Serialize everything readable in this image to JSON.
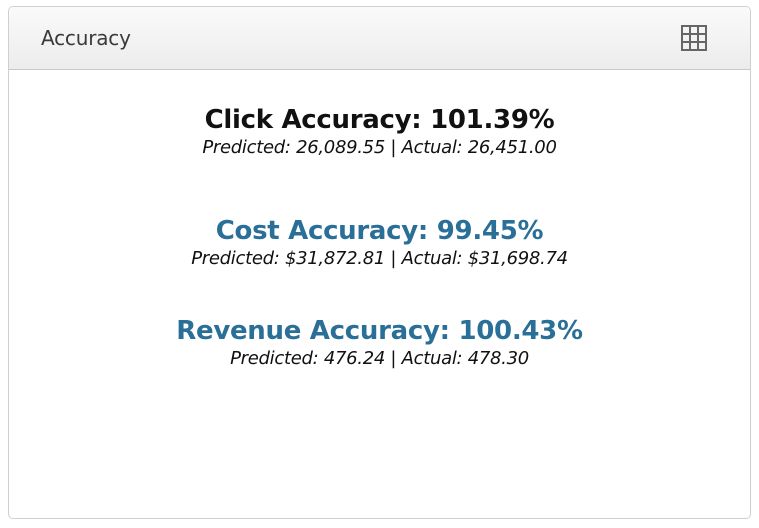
{
  "panel": {
    "title": "Accuracy",
    "menu_icon": "grid-icon"
  },
  "colors": {
    "click_title": "#111111",
    "cost_title": "#2a6f97",
    "revenue_title": "#2a6f97"
  },
  "metrics": [
    {
      "title": "Click Accuracy: 101.39%",
      "predicted_label": "Predicted:",
      "predicted_value": "26,089.55",
      "separator": "|",
      "actual_label": "Actual:",
      "actual_value": "26,451.00"
    },
    {
      "title": "Cost Accuracy: 99.45%",
      "predicted_label": "Predicted:",
      "predicted_value": "$31,872.81",
      "separator": "|",
      "actual_label": "Actual:",
      "actual_value": "$31,698.74"
    },
    {
      "title": "Revenue Accuracy: 100.43%",
      "predicted_label": "Predicted:",
      "predicted_value": "476.24",
      "separator": "|",
      "actual_label": "Actual:",
      "actual_value": "478.30"
    }
  ]
}
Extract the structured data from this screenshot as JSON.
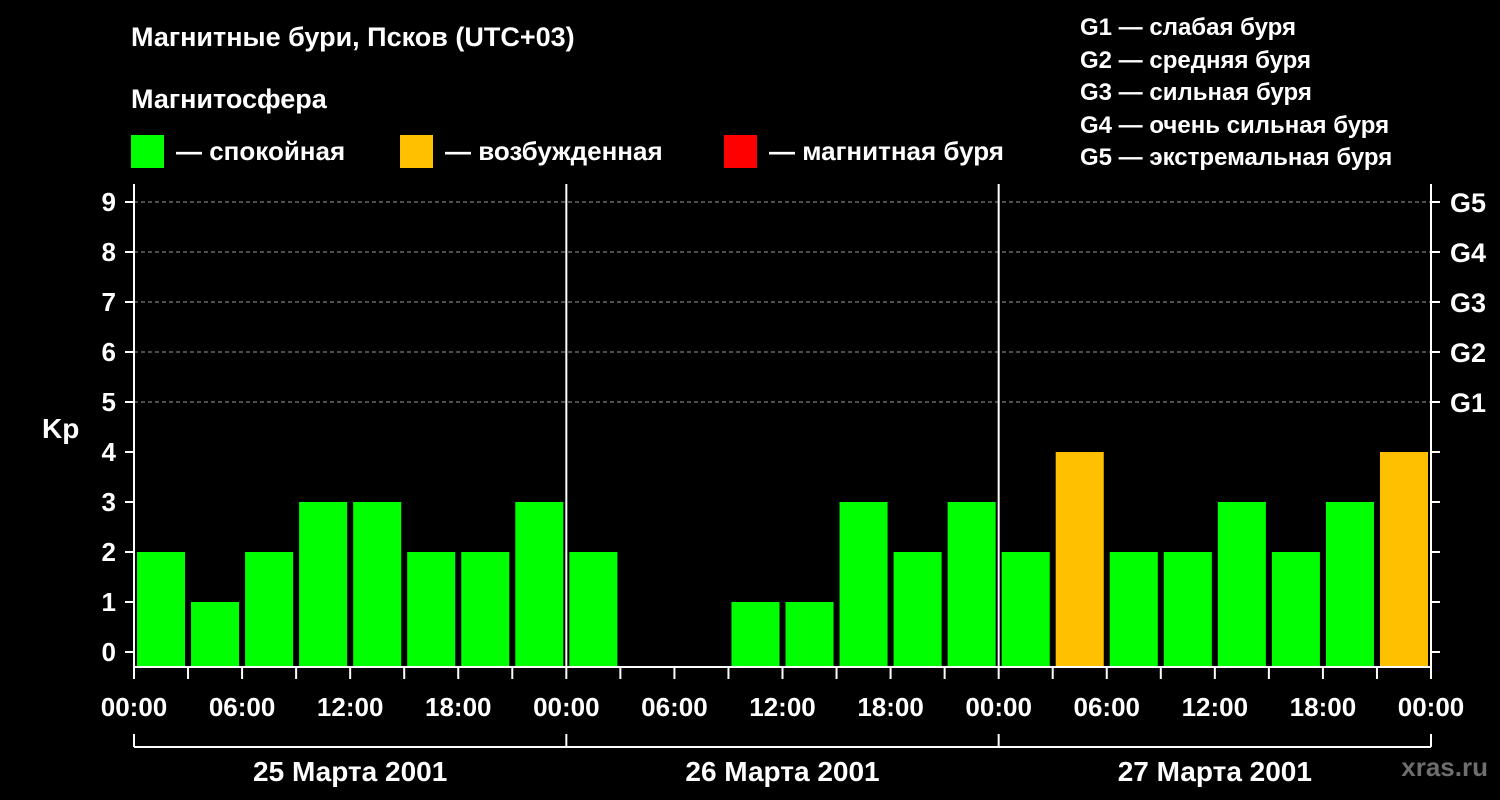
{
  "header": {
    "title": "Магнитные бури, Псков (UTC+03)",
    "subtitle": "Магнитосфера"
  },
  "legend": {
    "calm": {
      "label": "— спокойная",
      "color": "#00ff00"
    },
    "excited": {
      "label": "— возбужденная",
      "color": "#ffc000"
    },
    "storm": {
      "label": "— магнитная буря",
      "color": "#ff0000"
    }
  },
  "g_legend": [
    "G1 — слабая буря",
    "G2 — средняя буря",
    "G3 — сильная буря",
    "G4 — очень сильная буря",
    "G5 — экстремальная буря"
  ],
  "brand": "xras.ru",
  "chart_data": {
    "type": "bar",
    "ylabel": "Kp",
    "ylim": [
      0,
      9
    ],
    "y_ticks": [
      "0",
      "1",
      "2",
      "3",
      "4",
      "5",
      "6",
      "7",
      "8",
      "9"
    ],
    "right_ticks": [
      {
        "kp": 5,
        "label": "G1"
      },
      {
        "kp": 6,
        "label": "G2"
      },
      {
        "kp": 7,
        "label": "G3"
      },
      {
        "kp": 8,
        "label": "G4"
      },
      {
        "kp": 9,
        "label": "G5"
      }
    ],
    "x_tick_labels": [
      "00:00",
      "06:00",
      "12:00",
      "18:00",
      "00:00",
      "06:00",
      "12:00",
      "18:00",
      "00:00",
      "06:00",
      "12:00",
      "18:00",
      "00:00"
    ],
    "days": [
      "25 Марта 2001",
      "26 Марта 2001",
      "27 Марта 2001"
    ],
    "interval_hours": 3,
    "values": [
      2,
      1,
      2,
      3,
      3,
      2,
      2,
      3,
      2,
      0,
      0,
      1,
      1,
      3,
      2,
      3,
      2,
      4,
      2,
      2,
      3,
      2,
      3,
      4
    ],
    "grid": "dashed at Kp 5-9",
    "colors": {
      "calm": "#00ff00",
      "excited": "#ffc000",
      "storm": "#ff0000"
    }
  }
}
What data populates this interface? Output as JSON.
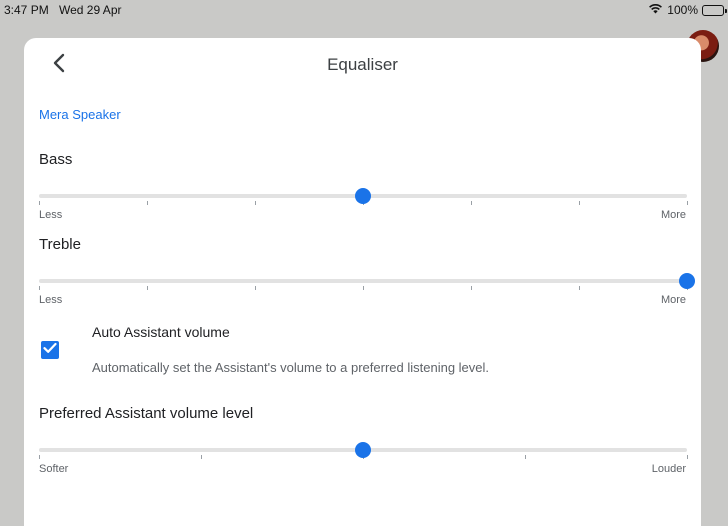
{
  "status_bar": {
    "time": "3:47 PM",
    "date": "Wed 29 Apr",
    "battery": "100%",
    "icons": [
      "wifi-icon",
      "battery-icon"
    ]
  },
  "header": {
    "title": "Equaliser",
    "back_icon": "chevron-left-icon"
  },
  "device_name": "Mera Speaker",
  "bass": {
    "label": "Bass",
    "min_label": "Less",
    "max_label": "More",
    "value": 0.5,
    "ticks": 7
  },
  "treble": {
    "label": "Treble",
    "min_label": "Less",
    "max_label": "More",
    "value": 1.0,
    "ticks": 7
  },
  "auto_volume": {
    "title": "Auto Assistant volume",
    "description": "Automatically set the Assistant's volume to a preferred listening level.",
    "checked": true
  },
  "preferred_volume": {
    "label": "Preferred Assistant volume level",
    "min_label": "Softer",
    "max_label": "Louder",
    "value": 0.5,
    "ticks": 5
  },
  "colors": {
    "accent": "#1a73e8",
    "track": "#e2e2e2",
    "backdrop": "#c9c9c7"
  }
}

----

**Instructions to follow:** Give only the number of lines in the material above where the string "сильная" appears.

**Answer:** 2